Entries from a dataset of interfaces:
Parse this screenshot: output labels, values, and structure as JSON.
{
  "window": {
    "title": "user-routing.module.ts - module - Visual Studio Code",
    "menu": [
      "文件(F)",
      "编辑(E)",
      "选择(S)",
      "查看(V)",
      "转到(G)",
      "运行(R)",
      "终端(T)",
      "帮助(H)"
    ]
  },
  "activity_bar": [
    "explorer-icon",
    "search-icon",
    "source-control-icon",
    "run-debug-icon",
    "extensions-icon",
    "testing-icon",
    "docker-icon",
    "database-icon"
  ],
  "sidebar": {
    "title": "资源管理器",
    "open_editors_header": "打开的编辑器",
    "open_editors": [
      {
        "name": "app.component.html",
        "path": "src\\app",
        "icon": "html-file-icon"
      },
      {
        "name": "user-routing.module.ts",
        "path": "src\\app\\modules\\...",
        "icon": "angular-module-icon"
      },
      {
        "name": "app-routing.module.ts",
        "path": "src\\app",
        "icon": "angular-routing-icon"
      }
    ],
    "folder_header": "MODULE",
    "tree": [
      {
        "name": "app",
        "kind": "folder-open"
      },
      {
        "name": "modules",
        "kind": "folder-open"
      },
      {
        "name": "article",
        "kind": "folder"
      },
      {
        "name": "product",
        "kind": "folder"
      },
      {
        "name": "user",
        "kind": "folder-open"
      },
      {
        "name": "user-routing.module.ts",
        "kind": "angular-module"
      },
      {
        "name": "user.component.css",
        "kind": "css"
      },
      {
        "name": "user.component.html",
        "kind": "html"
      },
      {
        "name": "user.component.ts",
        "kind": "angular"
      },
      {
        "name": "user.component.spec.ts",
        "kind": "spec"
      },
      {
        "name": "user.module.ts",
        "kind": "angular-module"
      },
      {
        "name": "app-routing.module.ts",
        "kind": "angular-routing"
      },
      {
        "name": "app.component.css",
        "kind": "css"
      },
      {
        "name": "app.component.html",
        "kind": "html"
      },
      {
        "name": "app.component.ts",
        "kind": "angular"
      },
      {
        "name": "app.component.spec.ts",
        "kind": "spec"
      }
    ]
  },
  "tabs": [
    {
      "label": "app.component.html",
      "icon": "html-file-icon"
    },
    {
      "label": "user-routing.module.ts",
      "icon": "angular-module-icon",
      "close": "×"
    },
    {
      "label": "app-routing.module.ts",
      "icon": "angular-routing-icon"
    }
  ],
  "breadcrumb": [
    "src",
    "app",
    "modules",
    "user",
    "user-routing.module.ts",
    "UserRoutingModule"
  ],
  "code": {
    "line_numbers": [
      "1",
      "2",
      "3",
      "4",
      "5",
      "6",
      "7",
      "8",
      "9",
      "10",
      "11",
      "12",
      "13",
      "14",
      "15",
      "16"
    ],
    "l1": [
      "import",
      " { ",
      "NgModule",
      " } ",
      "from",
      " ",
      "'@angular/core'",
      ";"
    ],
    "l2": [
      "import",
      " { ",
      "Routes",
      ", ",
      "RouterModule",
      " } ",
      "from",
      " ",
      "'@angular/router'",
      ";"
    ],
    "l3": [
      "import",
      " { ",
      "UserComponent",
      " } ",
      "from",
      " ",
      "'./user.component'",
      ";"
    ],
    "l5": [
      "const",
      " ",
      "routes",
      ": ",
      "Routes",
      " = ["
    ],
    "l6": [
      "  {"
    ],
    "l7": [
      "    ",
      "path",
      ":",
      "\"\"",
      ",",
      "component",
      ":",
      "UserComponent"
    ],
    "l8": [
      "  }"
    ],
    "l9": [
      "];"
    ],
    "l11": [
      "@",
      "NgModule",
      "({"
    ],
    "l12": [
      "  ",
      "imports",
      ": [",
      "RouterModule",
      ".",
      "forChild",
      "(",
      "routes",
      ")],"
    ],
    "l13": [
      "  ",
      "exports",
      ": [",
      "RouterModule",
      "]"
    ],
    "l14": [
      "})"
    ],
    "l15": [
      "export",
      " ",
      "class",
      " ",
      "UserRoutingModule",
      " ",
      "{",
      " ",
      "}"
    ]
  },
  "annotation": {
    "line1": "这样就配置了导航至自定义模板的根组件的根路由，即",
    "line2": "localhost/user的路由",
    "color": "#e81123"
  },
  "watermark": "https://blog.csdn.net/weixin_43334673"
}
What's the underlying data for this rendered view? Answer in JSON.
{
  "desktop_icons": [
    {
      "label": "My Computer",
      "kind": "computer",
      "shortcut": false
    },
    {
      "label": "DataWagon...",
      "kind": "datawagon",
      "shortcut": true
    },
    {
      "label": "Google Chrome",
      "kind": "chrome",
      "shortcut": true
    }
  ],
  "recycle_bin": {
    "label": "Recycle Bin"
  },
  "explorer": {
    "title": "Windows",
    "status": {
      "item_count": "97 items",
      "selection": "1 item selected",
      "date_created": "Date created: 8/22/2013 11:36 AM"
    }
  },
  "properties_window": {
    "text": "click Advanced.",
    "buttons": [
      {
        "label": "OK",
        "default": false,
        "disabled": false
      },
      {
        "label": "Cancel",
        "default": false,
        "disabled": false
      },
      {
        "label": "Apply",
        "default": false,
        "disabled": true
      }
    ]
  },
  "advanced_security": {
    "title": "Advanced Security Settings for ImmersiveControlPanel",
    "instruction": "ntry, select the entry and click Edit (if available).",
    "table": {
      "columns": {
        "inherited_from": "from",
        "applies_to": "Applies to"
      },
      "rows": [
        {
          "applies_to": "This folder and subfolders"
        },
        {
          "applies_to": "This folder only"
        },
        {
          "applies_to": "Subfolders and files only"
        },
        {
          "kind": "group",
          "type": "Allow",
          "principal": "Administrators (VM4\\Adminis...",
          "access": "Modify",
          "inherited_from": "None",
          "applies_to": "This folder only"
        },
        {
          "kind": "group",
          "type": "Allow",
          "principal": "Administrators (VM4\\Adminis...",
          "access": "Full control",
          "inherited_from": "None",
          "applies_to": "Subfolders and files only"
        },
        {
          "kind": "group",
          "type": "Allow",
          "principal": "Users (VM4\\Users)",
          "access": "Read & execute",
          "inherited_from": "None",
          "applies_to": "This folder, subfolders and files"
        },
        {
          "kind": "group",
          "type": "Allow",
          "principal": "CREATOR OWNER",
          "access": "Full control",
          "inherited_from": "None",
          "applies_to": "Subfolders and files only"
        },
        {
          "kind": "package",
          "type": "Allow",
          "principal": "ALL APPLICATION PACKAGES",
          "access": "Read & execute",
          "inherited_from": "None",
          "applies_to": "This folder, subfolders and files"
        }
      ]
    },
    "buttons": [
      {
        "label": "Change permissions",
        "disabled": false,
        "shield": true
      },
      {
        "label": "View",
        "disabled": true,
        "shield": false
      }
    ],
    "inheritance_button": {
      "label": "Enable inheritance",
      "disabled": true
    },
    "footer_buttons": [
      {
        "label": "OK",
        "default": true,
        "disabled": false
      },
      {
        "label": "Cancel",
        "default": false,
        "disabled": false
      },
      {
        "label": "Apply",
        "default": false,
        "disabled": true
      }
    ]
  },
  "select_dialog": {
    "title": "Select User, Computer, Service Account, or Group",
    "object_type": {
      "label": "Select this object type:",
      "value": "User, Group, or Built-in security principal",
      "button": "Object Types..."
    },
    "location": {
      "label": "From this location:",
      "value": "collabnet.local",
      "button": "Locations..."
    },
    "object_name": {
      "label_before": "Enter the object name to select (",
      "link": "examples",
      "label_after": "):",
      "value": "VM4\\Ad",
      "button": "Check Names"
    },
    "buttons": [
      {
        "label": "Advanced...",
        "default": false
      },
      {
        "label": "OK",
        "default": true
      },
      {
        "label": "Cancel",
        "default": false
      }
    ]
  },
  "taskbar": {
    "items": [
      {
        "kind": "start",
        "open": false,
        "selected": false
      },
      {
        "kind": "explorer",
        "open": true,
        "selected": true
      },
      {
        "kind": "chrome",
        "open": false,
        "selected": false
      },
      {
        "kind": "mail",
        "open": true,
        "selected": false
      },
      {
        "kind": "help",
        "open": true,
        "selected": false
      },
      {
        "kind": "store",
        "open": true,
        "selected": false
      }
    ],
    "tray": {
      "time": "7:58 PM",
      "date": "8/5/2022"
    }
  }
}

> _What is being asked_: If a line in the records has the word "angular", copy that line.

> _Exercise solution_:
        "icon": "angular-module-icon"
        "icon": "angular-routing-icon"
        "kind": "angular-module"
        "kind": "angular"
        "kind": "angular-module"
        "kind": "angular-routing"
        "kind": "angular"
      "icon": "angular-module-icon",
      "icon": "angular-routing-icon"
      "'@angular/core'",
      "'@angular/router'",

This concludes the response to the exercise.